Work out how many lines of the data below hold the string "Timeout". Answer with that number alone.

■ ■ ■ ■ ■

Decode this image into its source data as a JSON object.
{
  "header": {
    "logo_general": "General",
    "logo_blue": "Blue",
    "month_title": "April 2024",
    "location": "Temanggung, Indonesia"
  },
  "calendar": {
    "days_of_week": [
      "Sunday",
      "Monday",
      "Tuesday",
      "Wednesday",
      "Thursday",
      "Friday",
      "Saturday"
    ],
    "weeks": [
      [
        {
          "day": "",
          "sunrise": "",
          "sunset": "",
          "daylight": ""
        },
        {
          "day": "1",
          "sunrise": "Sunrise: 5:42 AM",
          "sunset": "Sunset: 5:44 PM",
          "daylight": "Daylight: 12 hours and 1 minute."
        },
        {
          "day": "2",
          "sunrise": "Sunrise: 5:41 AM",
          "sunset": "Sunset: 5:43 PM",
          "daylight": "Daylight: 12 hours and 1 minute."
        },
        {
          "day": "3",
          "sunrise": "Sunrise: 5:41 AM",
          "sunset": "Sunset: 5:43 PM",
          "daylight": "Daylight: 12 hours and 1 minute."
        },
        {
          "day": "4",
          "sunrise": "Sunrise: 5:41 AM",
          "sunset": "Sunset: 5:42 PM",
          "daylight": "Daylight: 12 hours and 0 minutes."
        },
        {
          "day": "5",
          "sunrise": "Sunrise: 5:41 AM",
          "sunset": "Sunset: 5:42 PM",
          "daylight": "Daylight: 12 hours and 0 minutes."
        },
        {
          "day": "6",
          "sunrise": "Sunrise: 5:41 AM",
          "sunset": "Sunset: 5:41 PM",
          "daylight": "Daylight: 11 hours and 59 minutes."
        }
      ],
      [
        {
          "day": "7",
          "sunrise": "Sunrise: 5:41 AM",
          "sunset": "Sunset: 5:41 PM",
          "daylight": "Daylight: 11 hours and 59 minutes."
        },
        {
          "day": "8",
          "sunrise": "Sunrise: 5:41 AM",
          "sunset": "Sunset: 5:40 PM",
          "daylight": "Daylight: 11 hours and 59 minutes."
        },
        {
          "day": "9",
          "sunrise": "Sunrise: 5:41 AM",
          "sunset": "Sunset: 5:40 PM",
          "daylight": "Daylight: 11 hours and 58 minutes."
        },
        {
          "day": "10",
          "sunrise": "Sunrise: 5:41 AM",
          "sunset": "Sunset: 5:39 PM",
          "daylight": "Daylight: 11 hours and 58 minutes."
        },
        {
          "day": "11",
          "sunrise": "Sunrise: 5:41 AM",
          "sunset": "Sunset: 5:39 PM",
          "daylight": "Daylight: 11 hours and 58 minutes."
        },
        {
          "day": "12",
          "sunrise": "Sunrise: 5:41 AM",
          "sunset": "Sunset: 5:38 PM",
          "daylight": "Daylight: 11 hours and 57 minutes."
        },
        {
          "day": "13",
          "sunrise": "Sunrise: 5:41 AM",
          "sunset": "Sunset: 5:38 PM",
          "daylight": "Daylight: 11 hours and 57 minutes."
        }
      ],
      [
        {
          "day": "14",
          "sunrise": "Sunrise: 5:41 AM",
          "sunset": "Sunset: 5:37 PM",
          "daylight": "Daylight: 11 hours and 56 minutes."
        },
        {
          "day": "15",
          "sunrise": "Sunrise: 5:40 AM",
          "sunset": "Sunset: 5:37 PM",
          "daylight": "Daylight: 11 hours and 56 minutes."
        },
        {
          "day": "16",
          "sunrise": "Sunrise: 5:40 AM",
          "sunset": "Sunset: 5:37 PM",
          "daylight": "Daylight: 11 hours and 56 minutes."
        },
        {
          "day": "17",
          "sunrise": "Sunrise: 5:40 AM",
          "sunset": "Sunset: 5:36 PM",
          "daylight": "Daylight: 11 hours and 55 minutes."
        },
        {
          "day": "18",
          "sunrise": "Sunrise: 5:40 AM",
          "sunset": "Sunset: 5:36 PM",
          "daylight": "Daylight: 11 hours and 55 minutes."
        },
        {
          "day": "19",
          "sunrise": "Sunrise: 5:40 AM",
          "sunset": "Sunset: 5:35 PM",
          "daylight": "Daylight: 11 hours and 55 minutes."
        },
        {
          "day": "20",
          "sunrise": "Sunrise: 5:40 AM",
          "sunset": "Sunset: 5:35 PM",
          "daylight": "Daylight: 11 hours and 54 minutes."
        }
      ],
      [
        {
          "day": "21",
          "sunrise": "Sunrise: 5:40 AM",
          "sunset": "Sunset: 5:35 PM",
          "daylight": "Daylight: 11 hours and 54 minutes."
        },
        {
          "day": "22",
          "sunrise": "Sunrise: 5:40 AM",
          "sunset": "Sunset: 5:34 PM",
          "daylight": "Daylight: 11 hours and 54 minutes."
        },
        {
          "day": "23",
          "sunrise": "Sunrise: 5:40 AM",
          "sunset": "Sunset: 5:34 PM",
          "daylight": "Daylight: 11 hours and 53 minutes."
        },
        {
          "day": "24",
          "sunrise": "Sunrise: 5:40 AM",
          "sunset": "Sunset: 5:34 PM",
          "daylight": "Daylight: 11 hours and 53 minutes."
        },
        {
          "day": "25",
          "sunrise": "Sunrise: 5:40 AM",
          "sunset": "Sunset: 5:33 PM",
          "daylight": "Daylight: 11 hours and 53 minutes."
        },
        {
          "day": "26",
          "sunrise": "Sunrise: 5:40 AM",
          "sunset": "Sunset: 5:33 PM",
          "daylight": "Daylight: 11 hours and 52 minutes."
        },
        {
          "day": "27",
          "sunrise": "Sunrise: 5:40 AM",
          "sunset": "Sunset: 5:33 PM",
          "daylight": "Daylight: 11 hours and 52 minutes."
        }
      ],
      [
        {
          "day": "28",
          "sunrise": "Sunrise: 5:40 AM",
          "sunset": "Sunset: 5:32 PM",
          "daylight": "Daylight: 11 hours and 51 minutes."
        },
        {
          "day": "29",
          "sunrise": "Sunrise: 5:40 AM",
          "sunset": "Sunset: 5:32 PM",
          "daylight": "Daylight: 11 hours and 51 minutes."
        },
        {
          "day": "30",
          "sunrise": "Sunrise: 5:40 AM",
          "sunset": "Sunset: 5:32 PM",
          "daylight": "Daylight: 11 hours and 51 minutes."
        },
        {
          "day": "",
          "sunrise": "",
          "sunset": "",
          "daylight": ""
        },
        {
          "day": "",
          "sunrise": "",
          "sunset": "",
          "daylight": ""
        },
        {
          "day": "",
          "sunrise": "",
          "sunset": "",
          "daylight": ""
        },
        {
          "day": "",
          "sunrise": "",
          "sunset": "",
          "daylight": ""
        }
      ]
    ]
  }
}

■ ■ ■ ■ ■

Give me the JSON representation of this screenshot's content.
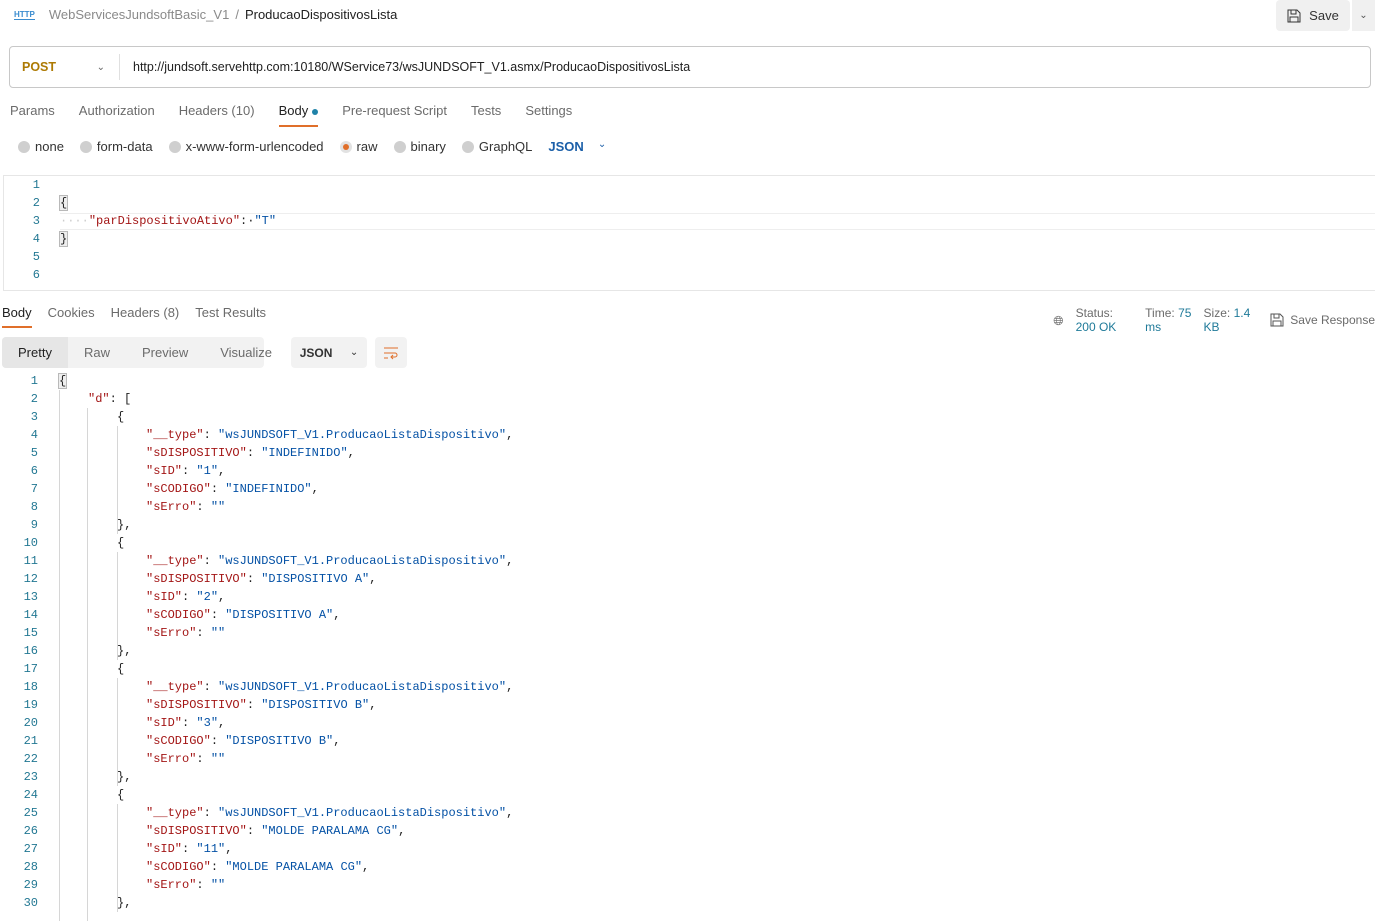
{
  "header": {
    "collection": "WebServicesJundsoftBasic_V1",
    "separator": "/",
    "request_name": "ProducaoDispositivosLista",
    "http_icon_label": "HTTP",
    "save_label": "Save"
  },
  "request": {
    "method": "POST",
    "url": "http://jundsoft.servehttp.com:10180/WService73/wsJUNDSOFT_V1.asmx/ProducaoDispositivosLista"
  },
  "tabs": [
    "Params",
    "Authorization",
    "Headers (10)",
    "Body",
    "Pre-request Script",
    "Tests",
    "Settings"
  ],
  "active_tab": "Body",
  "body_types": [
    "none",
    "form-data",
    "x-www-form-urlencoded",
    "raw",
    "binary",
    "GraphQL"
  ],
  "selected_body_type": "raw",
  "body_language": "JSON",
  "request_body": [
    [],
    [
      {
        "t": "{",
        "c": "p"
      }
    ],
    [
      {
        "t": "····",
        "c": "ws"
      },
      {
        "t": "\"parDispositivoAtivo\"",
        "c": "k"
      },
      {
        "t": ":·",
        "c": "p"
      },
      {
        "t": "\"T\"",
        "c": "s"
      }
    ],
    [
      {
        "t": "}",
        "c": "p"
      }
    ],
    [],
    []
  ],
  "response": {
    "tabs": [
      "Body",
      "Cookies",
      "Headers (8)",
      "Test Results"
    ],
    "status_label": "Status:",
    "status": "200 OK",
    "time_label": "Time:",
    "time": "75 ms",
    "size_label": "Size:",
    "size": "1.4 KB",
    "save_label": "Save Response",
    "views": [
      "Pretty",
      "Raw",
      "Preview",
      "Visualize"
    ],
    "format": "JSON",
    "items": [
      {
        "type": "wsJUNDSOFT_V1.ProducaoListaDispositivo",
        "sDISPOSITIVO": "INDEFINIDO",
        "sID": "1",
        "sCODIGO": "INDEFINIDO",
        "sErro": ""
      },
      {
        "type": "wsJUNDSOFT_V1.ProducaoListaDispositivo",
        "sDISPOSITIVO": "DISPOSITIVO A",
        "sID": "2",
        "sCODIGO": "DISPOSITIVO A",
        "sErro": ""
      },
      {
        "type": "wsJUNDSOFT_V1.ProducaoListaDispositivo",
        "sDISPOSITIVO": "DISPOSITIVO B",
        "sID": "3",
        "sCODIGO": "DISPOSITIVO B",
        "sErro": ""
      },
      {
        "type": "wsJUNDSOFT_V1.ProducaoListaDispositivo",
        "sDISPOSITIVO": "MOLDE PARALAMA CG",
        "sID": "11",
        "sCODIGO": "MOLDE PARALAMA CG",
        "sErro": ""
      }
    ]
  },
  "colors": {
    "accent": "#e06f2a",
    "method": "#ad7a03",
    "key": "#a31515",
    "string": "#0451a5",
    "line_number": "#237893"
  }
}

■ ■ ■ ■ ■

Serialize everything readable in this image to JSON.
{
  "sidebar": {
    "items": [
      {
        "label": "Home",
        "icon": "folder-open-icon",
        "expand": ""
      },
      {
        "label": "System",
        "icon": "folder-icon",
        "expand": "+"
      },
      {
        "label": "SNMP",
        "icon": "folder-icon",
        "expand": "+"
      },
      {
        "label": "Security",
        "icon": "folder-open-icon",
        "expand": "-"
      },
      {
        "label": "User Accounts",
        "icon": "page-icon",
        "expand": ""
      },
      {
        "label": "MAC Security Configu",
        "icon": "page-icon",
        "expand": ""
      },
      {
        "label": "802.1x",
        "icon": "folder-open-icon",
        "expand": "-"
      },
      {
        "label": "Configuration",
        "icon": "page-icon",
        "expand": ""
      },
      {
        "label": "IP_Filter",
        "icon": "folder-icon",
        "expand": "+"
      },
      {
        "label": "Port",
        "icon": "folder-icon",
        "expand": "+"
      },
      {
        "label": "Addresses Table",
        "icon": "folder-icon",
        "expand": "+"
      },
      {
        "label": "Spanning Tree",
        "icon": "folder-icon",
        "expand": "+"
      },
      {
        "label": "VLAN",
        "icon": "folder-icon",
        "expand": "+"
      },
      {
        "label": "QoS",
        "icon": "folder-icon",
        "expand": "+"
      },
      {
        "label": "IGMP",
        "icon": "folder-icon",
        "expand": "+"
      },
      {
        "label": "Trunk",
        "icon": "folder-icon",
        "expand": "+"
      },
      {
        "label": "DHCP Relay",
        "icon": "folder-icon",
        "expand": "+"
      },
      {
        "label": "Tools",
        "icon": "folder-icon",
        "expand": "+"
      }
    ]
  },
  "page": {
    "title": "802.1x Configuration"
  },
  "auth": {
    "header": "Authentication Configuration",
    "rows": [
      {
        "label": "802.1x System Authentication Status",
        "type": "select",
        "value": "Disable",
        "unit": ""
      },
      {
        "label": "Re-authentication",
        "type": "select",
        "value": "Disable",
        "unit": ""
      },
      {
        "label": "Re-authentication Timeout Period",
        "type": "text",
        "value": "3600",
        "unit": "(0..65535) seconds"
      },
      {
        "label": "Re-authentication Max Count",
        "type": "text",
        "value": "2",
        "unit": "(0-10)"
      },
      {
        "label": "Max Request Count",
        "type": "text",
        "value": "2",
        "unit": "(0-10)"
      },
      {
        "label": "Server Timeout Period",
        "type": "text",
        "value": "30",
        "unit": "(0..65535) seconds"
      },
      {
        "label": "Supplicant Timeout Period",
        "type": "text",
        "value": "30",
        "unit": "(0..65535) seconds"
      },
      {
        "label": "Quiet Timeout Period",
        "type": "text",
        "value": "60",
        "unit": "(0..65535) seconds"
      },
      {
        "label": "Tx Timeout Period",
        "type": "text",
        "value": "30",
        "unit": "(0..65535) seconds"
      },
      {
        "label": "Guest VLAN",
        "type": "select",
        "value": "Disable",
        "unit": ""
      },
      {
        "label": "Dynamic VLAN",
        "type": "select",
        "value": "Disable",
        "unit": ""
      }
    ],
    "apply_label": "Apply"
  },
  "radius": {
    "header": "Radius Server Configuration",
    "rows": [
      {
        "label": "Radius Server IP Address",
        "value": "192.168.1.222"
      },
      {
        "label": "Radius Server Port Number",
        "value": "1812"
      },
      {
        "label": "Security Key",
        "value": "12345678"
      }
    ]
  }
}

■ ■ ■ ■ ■

- Exercise answer -
5